:: WHAT NEEDS TO BE DONE ::
Whenever the word "message" appears in a line of the data below, copy that line.
━━━ MATERIAL PROVIDED ━━━
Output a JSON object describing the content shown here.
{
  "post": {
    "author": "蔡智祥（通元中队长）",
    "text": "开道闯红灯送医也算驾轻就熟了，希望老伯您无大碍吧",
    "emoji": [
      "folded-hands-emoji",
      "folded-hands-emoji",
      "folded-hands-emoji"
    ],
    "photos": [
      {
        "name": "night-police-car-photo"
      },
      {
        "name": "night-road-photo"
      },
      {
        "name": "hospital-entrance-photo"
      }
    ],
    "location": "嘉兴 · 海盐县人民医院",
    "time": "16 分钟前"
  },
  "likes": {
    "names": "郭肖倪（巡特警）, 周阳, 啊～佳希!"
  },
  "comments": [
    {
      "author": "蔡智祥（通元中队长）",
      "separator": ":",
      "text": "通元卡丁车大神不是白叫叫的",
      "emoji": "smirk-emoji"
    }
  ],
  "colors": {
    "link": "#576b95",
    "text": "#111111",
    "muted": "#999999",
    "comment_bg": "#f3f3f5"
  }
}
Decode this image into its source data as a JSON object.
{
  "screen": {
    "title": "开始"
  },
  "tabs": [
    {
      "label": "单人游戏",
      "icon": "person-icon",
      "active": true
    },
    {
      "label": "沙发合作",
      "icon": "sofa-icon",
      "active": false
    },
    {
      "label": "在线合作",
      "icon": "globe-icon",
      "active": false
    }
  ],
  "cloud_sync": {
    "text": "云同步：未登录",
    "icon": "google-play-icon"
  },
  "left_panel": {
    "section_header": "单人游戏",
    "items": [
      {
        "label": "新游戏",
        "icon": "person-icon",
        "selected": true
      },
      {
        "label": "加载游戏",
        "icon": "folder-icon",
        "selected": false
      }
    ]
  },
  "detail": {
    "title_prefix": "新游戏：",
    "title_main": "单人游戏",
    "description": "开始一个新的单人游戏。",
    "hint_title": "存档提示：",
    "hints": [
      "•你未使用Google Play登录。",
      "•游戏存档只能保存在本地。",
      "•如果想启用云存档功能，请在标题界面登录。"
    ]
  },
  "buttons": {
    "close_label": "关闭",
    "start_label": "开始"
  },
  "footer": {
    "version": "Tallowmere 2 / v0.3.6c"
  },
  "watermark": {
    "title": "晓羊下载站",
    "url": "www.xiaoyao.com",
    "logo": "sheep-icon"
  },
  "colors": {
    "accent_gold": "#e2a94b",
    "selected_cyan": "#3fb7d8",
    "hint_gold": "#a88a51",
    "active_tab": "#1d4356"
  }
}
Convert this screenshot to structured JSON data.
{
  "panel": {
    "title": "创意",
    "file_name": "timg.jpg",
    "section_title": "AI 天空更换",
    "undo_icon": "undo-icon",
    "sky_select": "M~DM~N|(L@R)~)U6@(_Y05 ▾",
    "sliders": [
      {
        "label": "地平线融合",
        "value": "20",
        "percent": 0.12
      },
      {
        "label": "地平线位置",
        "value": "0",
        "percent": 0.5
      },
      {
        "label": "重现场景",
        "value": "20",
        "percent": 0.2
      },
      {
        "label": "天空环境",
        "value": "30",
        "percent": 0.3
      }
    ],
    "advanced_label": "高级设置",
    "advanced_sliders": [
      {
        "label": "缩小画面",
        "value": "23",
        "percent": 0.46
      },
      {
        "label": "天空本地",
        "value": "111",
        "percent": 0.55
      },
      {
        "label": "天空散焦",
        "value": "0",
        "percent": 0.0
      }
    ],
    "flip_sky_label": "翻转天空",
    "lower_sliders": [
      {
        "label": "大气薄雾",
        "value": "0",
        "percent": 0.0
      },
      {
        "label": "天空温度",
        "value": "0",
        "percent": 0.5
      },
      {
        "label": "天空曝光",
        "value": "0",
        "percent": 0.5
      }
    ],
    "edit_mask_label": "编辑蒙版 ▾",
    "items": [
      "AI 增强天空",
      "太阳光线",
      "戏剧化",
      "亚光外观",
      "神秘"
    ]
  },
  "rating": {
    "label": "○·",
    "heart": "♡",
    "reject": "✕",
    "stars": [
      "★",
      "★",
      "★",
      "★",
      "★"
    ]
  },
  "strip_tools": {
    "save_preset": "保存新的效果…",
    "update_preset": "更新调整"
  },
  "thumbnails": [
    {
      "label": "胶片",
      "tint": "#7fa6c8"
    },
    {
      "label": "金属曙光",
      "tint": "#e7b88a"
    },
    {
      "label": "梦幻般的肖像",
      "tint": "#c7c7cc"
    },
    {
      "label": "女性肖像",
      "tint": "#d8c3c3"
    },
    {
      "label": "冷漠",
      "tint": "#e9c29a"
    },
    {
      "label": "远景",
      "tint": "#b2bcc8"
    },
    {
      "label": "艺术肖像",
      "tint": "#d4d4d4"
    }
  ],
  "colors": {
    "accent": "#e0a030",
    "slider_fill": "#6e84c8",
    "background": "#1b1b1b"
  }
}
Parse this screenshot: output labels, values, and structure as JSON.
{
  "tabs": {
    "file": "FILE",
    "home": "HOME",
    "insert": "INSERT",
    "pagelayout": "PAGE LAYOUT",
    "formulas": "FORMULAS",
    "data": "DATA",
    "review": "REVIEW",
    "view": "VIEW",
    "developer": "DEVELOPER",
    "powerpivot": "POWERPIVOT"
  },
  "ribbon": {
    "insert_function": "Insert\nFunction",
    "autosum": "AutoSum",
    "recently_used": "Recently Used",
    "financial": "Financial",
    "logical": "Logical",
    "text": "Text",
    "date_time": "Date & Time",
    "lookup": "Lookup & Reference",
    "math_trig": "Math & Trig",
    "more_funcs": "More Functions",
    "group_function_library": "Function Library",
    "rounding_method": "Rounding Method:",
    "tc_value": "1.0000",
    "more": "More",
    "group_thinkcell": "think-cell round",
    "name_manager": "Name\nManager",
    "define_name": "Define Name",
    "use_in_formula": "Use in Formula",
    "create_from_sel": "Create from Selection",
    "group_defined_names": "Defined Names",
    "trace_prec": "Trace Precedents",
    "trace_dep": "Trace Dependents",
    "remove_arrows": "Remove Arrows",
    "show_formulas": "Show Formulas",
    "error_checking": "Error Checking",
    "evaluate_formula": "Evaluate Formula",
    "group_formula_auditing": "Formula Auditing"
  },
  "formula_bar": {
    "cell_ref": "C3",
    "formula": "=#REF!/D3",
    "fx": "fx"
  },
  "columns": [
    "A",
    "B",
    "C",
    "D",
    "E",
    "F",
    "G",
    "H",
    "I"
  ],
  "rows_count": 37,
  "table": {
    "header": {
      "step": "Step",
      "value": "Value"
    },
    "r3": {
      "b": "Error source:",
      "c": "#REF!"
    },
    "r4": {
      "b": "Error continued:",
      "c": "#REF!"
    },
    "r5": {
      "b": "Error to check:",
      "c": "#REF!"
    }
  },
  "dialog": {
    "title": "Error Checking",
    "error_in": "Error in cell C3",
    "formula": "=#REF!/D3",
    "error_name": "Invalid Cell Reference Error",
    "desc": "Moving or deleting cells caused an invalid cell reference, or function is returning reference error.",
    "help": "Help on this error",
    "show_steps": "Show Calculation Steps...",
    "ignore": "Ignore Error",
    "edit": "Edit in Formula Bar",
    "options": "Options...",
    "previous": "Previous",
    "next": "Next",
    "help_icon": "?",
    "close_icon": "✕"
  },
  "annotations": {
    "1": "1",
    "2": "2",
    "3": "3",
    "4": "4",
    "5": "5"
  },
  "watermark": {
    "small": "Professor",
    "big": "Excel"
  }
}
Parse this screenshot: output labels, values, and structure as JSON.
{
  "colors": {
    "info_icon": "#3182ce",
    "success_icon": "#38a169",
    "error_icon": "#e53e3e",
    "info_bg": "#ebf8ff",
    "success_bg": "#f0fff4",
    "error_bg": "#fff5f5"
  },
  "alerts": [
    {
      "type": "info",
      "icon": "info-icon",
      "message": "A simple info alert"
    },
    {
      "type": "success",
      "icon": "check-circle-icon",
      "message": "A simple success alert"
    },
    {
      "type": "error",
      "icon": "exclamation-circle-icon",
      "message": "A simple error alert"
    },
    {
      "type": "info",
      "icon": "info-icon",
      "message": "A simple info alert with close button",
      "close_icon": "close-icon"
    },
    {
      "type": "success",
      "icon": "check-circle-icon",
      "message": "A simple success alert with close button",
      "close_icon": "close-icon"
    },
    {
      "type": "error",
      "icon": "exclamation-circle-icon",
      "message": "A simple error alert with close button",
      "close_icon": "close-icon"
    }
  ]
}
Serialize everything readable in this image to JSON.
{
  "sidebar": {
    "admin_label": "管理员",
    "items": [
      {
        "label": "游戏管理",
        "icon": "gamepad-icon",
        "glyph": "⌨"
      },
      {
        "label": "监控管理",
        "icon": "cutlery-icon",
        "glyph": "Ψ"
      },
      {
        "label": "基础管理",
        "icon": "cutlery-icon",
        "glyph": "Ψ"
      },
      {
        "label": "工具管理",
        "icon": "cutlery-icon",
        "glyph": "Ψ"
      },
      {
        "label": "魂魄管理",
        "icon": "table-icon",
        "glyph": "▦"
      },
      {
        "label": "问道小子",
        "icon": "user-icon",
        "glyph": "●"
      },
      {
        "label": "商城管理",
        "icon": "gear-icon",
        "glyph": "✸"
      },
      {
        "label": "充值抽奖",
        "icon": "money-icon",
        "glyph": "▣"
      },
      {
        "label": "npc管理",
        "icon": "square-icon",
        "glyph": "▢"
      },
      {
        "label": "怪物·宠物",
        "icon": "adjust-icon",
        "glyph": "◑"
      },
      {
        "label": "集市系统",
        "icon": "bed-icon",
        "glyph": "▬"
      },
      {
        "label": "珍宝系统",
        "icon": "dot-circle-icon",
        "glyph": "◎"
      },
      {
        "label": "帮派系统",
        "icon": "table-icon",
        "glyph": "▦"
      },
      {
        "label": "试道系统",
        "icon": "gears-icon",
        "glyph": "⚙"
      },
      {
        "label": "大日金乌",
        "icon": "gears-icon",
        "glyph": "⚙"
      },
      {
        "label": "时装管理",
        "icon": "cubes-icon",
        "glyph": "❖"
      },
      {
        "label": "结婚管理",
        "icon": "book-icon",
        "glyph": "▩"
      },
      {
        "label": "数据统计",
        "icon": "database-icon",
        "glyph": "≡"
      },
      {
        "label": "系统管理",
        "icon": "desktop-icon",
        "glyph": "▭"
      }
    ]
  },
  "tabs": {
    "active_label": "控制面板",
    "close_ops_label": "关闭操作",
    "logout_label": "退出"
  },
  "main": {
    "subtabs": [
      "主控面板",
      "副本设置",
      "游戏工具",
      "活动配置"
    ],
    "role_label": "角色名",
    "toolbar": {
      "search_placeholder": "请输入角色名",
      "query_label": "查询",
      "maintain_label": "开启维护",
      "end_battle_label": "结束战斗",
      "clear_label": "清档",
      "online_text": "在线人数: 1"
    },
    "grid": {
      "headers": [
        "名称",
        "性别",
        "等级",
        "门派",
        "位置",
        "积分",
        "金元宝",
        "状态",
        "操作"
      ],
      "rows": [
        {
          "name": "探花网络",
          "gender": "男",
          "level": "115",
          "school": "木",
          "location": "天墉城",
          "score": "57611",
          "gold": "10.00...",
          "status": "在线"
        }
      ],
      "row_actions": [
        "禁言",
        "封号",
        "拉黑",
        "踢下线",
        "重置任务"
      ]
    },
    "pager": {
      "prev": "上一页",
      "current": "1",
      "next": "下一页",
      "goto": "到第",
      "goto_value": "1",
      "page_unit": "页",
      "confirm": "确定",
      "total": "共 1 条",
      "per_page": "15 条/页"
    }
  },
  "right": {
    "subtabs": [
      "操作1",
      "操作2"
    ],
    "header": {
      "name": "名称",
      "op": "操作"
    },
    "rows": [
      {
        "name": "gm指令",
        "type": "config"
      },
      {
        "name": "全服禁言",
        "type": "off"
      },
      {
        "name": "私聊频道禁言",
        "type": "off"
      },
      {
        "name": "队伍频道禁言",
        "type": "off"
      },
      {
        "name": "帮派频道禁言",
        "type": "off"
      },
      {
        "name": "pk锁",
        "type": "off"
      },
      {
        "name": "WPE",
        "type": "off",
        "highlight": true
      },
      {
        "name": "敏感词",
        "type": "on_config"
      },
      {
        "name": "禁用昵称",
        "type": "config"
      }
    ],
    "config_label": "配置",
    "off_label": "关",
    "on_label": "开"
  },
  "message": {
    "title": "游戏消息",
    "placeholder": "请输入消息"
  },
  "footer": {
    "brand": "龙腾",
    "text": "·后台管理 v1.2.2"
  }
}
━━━
:: YOUR SOLUTION ::
      "message": "A simple info alert"
      "message": "A simple success alert"
      "message": "A simple error alert"
      "message": "A simple info alert with close button",
      "message": "A simple success alert with close button",
      "message": "A simple error alert with close button",
  "message": {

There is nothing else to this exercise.